Building affordable housing near job centers can help alleviate traffic congestion and support increased use of public transportation. This is especially true for multi-family and infill development in more densely zoned neighborhoods. In fact, studies have shown that affordable housing residents own fewer cars and drive less often than residents in market-rate homes. Development of affordable housing in appropriately sized multifamily buildings and in-fill lots maximizes infrastructure like roads, water and sewer, and other public investments, according to a survey from the U.S. Department of Transportation.

When families don’t have access to affordable housing they are often forced to move frequently, and their children’s academic performance is disrupted when they change schools. Furthermore, affordable housing helps attract and retain good teachers in the school district where they teach.

According to the 2010 U.S. Census, average households in rental apartments have fewer children than those living in owner-occupied, single family homes. Neighborhoods offering a mix of market-rate and affordable rental and single-family housing options help ensure diversity and more even distribution of school-age population across school districts.

Myth: Affordable housing increases crime.
Fact: Affordable housing is a deterrent to crime. 

Studies show that community disinvestment and overcrowding, as well as lack of jobs and community services, are indicators for crime and other socioeconomic troubles. Failure to build or maintain affordable housing leads to blight and slum conditions, absentee landlords, and ongoing disinvestment and flight of working families according to the National Crime Prevention Council.

The National Crime Prevention Council calls for the construction of affordable housing to reduce crime because “neighborhood cohesion and economic stability are enhanced in areas where the continuing supply of dispersed, affordable housing is assured.”

A local example of the importance of quality, well-designed and well-managed affordable housing is the WHA’s Taylor Homes, New Brooklyn Homes project. Before this public housing development was redeveloped into affordable senior housing, workforce rental housing, and 48 units of public housing the average number of crimes reported annually was 38; after the redevelopment this number fell to 13, based on crime data from the City of Wilmington Police Department.

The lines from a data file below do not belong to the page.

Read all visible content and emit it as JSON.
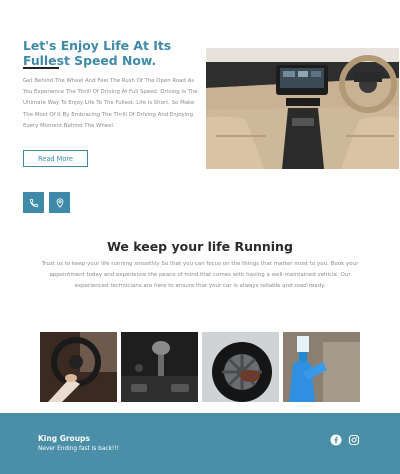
{
  "hero": {
    "title": "Let's Enjoy Life At Its Fullest Speed Now.",
    "body": "Get Behind The Wheel And Feel The Rush Of The Open Road As You Experience The Thrill Of Driving At Full Speed. Driving Is The Ultimate Way To Enjoy Life To The Fullest. Life is Short, So Make The Most Of It By Embracing The Thrill Of Driving And Enjoying Every Moment Behind The Wheel.",
    "read_more_label": "Read More",
    "image": "car-interior-dashboard"
  },
  "contact_icons": [
    "phone-icon",
    "location-pin-icon"
  ],
  "running": {
    "title": "We keep your life Running",
    "body": "Trust us to keep your life running smoothly So that you can focus on the things that matter most to you. Book your appointment today and experience the peace of mind that comes with having a well-maintained vehicle. Our experienced technicians are here to ensure that your car is always reliable and road-ready."
  },
  "gallery": [
    "driver-hands-on-wheel",
    "gear-shifter",
    "tire-wheel-cleaning",
    "interior-cleaning-spray"
  ],
  "footer": {
    "brand": "King Groups",
    "tagline": "Never Ending fast is back!!!",
    "social": [
      "facebook-icon",
      "instagram-icon"
    ]
  },
  "colors": {
    "accent": "#3e8aa8",
    "footer_bg": "#4a8ea8",
    "heading": "#2b2b2b",
    "body_text": "#8b8b8b"
  }
}
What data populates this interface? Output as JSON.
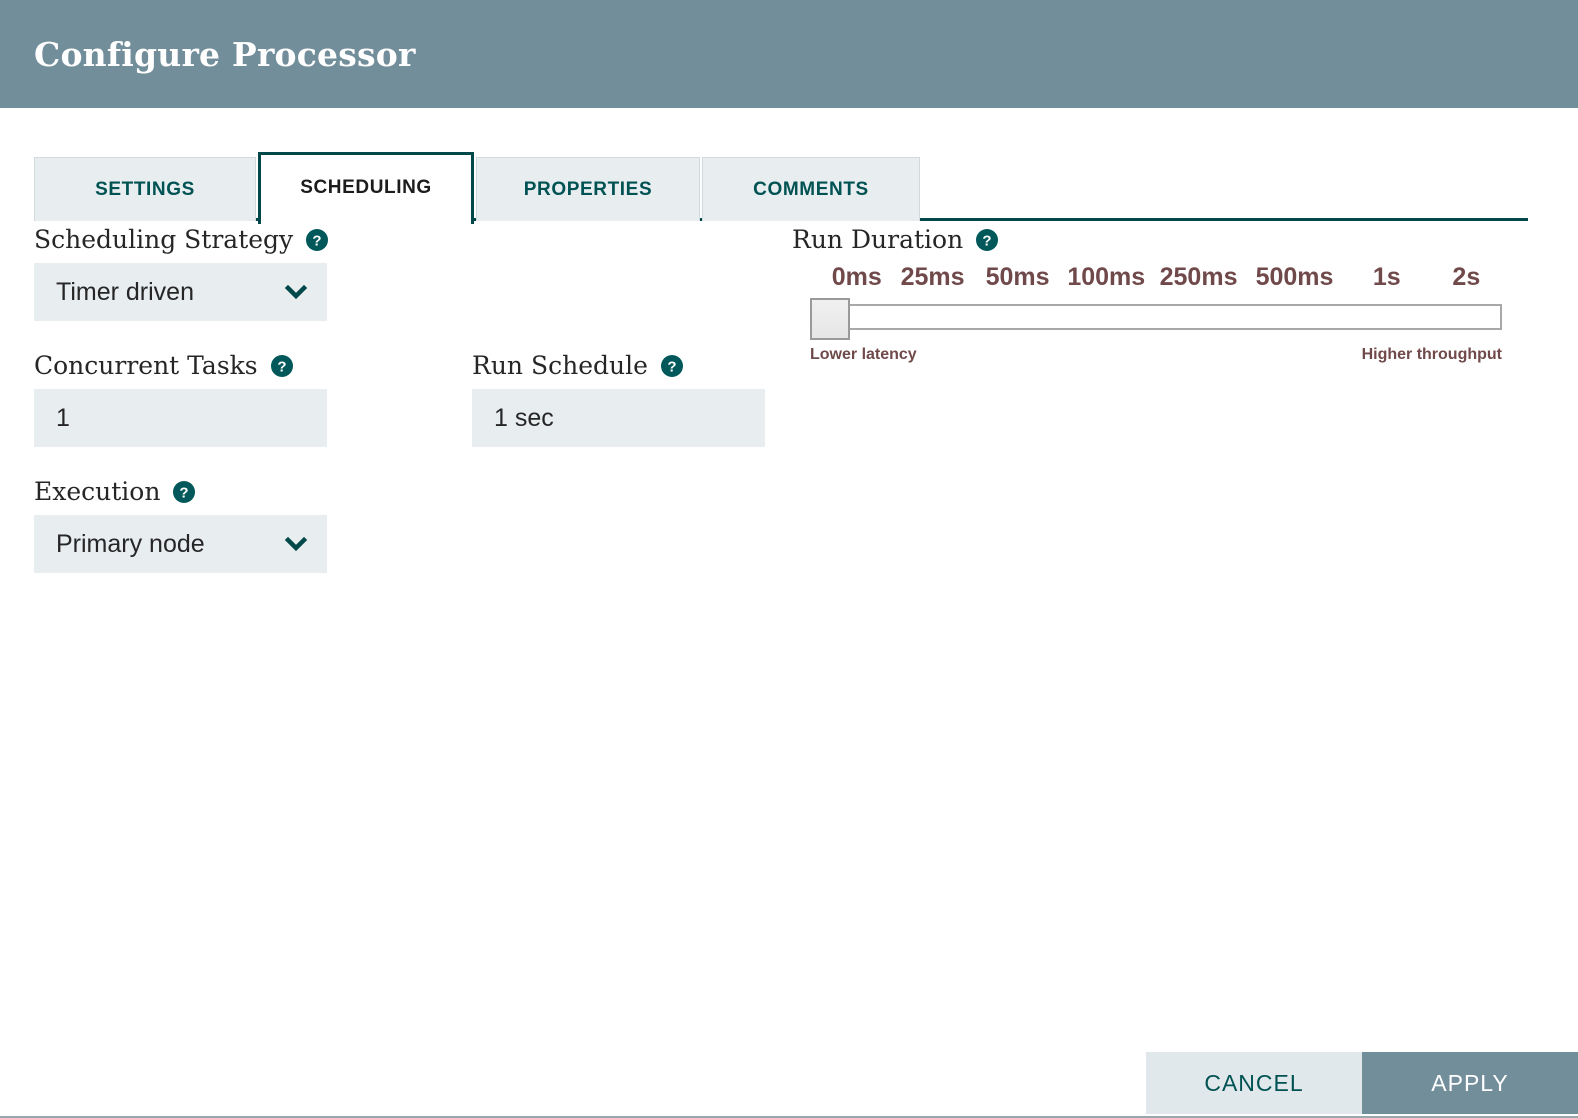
{
  "header": {
    "title": "Configure Processor"
  },
  "tabs": [
    {
      "label": "SETTINGS",
      "active": false
    },
    {
      "label": "SCHEDULING",
      "active": true
    },
    {
      "label": "PROPERTIES",
      "active": false
    },
    {
      "label": "COMMENTS",
      "active": false
    }
  ],
  "fields": {
    "scheduling_strategy": {
      "label": "Scheduling Strategy",
      "value": "Timer driven",
      "help_icon": "help-circle-icon",
      "chevron_icon": "chevron-down-icon"
    },
    "concurrent_tasks": {
      "label": "Concurrent Tasks",
      "value": "1",
      "placeholder": "",
      "help_icon": "help-circle-icon"
    },
    "execution": {
      "label": "Execution",
      "value": "Primary node",
      "help_icon": "help-circle-icon",
      "chevron_icon": "chevron-down-icon"
    },
    "run_schedule": {
      "label": "Run Schedule",
      "value": "1 sec",
      "placeholder": "",
      "help_icon": "help-circle-icon"
    },
    "run_duration": {
      "label": "Run Duration",
      "help_icon": "help-circle-icon",
      "ticks": [
        "0ms",
        "25ms",
        "50ms",
        "100ms",
        "250ms",
        "500ms",
        "1s",
        "2s"
      ],
      "selected_tick": "0ms",
      "left_end_label": "Lower latency",
      "right_end_label": "Higher throughput"
    }
  },
  "footer": {
    "cancel_label": "CANCEL",
    "apply_label": "APPLY"
  },
  "colors": {
    "header_bg": "#728e9b",
    "accent_teal": "#004849",
    "control_bg": "#e8edf0",
    "tick_text": "#70494a",
    "apply_bg": "#728e9b",
    "cancel_bg": "#e1e8eb"
  }
}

Myth: Affordable housing is a government handout with little return on investment.
Fact: Affordable housing is an important component for economic development and sustainability. 

Employers experience lower turn-over rates in workforce in communities with an adequate stock of affordable housing options. The Garner Report, a report on the economic development needs of New Hanover County and Wilmington revealed that wages in the region are below average for comparable communities. The Cape Fear region has a vibrant tourist and service industry, which employees many lower wage workers. Access to low-wage workers is important to this industry and the local economy. Available affordable housing reduces the likelihood that low-paid workers will experience homelessness and the need for public benefits. Affordable housing facilitates a stable lifestyle providing more opportunity for individuals to pursue education and job advancement in the community. The lack of affordable housing can lead to a drain of workforce-age individuals who leave the community in search of high wages and more affordable housing.  High housing costs are an impediment to business recruitment. To read more, click here.

Homeowners may choose to benefit from the Mortgage Interest Deduction (MID), a provision in the U.S. tax code that allows homeowners to deduct from their taxable income the interest paid for mortgagees on homes they occupy. In 2010, the MID cost the U.S. Treasury $79 billion, almost twice the amount ($41 billion) spent on all housing programs serving low income renters. Housing is an integral component of the economy and is subsidized at every income level.

Earl Sheridan, Ph.D., is a native of Wilmington, North Carolina, and a Councilman for the City of Wilmington. He is currently serving his third term in office.